People bring up "Zen" when writing about this game, and Zen Buddhism is influenced by Taoism, and in Taoism we have the concept of "Doing without doing." I have never clearly grasped exactly what "doing without doing" is supposed to mean, but you know, you get these flashes of insight. Classical Taoism—not the folk Taoism that's akin to alchemy but the philosophical Taoism of the Tao Te Ching—was about how to be a good ruler. (Whether of a state, or a household, or simply of one's self.) "Doing without doing" seems to have something to do with having a knack for being in the right place at the right time such that the people around you just fall in to place, doing the thing that's best, simply because of where you and everyone else happens to be, and what you and everyone else happens to be doing at the time. People may not recognize that you had anything to do with the excellent outcome, but somehow there they will keep finding you in the middle of success. Similarly, some expert chess player once said that Chess is a game of luck, but you have to make your own luck by knowing how to move the pieces such that everything seems almost magically just to fall your way. Sun Tzu said something somewhere about how the best victory is the one acquired without a battle. And so on.
Peace can often hide a great deal of strife within it. It's none the less "peace" for that—but importantly, the wheels within wheels within that peace may be positively bloody.
In Tokaido what am I doing when I make a move? I am simply placing my in-game "body" in a place it has a right to be, by the rules of the game. What could be confrontational about that? Think of a game like Chess. In Chess, when I capture a piece, I physically remove one of my opponent's pieces from the board.

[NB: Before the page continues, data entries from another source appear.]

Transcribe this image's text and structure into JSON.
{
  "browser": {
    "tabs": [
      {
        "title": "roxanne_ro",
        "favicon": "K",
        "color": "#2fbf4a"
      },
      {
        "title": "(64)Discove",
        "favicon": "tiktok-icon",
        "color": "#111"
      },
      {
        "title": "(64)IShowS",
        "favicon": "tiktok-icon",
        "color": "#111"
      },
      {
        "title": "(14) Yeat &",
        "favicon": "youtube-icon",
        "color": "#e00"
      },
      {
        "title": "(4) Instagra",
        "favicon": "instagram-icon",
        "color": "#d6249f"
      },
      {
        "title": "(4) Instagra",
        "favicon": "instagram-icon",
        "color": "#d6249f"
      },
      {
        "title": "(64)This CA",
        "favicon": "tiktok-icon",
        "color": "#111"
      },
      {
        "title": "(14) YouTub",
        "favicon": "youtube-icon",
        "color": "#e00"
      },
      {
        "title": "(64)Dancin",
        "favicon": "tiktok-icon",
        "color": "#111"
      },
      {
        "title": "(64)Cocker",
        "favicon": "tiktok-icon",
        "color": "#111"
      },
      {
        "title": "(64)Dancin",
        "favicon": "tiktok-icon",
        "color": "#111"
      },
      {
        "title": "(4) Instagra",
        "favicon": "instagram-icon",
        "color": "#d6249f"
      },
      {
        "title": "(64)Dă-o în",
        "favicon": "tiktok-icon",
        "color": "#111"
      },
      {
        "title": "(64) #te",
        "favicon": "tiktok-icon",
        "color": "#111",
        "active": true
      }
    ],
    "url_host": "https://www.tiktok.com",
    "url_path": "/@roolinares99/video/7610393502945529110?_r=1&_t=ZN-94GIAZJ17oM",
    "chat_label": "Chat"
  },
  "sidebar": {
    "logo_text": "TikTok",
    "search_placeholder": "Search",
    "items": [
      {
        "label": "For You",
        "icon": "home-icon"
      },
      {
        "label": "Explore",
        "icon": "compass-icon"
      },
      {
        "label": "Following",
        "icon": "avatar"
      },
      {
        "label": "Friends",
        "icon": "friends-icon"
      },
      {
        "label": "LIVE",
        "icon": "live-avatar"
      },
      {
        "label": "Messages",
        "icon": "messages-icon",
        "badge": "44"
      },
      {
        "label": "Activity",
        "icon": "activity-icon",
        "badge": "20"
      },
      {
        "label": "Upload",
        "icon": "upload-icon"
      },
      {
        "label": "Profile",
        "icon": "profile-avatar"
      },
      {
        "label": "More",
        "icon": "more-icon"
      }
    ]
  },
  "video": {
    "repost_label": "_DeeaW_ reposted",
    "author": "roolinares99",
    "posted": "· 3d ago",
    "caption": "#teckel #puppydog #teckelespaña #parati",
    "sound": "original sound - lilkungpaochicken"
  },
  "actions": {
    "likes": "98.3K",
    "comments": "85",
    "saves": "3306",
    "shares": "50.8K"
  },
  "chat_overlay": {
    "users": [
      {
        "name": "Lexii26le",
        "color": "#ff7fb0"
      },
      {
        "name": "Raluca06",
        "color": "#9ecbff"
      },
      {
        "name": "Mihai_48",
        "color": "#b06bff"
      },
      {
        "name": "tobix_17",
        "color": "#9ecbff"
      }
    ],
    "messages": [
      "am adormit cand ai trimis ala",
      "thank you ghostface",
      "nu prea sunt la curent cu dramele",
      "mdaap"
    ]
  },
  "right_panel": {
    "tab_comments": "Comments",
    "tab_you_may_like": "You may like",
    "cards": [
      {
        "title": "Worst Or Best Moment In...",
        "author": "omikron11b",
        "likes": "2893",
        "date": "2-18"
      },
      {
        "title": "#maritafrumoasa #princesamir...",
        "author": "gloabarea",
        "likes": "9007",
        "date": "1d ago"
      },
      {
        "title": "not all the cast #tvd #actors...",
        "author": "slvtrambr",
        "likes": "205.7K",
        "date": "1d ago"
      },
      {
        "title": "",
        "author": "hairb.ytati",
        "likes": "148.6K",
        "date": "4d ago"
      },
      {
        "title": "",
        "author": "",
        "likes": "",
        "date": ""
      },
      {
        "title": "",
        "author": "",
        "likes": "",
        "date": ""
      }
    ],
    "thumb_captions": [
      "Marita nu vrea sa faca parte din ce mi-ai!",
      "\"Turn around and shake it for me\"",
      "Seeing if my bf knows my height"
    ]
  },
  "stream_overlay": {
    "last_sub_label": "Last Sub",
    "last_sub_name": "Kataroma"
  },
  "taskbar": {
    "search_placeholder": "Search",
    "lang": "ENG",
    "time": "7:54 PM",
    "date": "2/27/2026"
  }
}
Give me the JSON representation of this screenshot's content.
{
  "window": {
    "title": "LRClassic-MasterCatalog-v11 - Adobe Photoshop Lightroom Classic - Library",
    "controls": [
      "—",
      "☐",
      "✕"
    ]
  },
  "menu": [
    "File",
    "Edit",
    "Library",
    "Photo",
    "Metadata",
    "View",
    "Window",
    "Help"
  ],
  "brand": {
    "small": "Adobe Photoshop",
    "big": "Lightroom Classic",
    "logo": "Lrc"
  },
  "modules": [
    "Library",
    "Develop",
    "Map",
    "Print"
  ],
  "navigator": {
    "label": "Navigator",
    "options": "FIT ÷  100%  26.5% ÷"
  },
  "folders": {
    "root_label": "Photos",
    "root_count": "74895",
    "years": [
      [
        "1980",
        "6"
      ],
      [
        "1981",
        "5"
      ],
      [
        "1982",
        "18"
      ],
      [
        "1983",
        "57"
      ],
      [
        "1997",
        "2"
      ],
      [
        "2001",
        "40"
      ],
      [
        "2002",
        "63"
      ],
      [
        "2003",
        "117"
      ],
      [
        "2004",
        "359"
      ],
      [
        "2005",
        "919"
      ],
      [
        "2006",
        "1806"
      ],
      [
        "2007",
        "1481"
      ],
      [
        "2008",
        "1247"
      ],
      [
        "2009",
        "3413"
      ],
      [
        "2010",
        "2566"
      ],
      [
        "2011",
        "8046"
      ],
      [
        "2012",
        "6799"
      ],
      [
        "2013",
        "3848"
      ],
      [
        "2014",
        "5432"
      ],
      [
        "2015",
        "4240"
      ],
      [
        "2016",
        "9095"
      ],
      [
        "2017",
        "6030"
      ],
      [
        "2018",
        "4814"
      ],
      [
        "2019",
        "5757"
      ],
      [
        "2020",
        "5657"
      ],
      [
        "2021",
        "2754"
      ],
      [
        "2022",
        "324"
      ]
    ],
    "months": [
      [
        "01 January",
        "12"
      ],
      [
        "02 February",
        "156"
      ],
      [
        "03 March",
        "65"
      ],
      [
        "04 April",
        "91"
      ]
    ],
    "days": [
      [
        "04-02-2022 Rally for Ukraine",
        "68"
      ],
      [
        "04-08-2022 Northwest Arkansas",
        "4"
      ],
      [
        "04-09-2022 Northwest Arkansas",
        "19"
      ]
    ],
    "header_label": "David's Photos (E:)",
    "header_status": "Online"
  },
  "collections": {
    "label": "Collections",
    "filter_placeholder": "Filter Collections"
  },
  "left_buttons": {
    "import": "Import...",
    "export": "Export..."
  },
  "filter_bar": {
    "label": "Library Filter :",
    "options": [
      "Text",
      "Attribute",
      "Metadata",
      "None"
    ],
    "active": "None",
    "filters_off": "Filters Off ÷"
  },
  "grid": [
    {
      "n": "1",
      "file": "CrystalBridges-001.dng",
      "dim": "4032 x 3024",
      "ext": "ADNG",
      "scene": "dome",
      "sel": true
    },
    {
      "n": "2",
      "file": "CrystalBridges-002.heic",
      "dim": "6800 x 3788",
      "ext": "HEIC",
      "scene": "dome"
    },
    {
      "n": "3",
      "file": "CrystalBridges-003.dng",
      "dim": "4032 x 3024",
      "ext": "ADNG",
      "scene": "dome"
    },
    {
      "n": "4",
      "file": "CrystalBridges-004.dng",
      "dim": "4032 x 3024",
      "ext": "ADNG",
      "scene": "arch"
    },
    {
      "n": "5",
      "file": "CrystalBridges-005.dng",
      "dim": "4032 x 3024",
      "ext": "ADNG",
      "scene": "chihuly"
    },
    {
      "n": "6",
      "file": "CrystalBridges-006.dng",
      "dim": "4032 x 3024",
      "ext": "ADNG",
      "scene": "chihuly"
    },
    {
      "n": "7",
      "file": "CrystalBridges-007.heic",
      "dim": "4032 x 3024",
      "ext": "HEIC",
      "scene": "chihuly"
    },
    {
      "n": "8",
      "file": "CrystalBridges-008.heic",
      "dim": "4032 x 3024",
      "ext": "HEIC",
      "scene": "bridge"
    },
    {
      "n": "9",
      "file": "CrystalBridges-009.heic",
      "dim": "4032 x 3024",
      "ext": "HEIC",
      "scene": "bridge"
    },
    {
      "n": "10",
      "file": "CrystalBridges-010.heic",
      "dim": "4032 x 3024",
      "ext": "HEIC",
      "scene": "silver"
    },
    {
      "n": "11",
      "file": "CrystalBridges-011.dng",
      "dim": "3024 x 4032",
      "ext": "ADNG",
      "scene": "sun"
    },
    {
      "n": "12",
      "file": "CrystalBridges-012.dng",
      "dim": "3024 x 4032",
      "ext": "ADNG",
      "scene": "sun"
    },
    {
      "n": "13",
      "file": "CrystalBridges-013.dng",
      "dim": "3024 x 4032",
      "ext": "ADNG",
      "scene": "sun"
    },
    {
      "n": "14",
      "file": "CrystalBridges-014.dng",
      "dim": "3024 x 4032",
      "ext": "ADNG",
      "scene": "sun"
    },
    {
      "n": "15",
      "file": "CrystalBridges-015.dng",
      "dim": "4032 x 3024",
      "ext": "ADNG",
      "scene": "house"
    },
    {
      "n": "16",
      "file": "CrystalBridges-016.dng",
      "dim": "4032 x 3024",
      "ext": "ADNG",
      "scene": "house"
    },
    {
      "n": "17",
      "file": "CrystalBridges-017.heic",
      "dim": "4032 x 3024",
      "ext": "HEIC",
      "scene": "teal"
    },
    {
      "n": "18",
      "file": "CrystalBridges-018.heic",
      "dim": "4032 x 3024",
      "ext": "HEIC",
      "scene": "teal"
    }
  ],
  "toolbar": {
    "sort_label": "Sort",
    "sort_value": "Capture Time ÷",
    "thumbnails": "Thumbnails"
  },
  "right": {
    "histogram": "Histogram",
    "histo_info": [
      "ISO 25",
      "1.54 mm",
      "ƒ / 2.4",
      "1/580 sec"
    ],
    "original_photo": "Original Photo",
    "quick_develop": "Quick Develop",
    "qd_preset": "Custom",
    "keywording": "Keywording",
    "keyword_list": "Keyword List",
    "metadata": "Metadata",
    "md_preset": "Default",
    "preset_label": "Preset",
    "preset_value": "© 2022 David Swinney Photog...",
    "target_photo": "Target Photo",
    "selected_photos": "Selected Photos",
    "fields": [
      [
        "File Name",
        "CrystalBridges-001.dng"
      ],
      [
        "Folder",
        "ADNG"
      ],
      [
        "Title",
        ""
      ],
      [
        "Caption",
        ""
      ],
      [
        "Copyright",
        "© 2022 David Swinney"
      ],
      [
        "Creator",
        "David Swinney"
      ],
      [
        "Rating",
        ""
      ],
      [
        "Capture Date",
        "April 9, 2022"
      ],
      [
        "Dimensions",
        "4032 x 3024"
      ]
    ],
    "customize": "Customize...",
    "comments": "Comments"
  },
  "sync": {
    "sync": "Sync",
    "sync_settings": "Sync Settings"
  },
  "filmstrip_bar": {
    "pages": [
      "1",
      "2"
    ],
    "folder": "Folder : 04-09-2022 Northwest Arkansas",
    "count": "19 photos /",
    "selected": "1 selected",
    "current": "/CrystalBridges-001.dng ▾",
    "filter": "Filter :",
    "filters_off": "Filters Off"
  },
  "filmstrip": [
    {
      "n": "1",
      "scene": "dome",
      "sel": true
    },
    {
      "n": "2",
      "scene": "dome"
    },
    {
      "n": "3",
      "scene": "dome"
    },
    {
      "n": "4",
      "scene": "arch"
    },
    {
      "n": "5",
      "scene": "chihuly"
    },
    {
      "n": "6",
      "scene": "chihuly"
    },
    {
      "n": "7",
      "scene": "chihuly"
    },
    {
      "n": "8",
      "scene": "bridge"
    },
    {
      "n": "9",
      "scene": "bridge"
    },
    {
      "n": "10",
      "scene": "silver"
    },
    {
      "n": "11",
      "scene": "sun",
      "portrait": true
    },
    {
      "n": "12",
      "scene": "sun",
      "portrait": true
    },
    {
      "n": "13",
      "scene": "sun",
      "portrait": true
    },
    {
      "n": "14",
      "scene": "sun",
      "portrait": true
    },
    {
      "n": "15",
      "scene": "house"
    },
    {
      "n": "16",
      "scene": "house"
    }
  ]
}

Arguably, I do so against my opponent's will, in the sense that my opponent would probably like it very much if that piece were to magically remain on the board despite my capturing move. The confrontation here is overt. I physically interfere with my opponent's plans by actually touching my opponent (or anyway, his representation on the board) and forcing it to move where it doesn't want to go. But in Tokaido, I never touch my opponent. I simply am where I am. And we all have a right to be somewhere. Hence, I don't seem to be confronting my opponent.
But if I'm on the last Temple space, and he needs to occupy that space in order to make a final donation to tip the donation bonus over in his favor, then my "simply" occupying the space I occupy is, in itself, a confrontational act of the most vicious kind.
Many games are characterized as "non-confrontational," and Tokaido is one of them. And undeniably, Tokaido is a nice game. It is pleasant to play. No one should feel stress while participating in this journey along the Tokaido road.
But even acknowledging these facts, I think the lesson of this game is not exhausted by such observations. For in simplicity, reasonableness, and the avoidance of confrontation, we often find an engine built from strife, running on hard, costly decisions. And that's not true only on the board.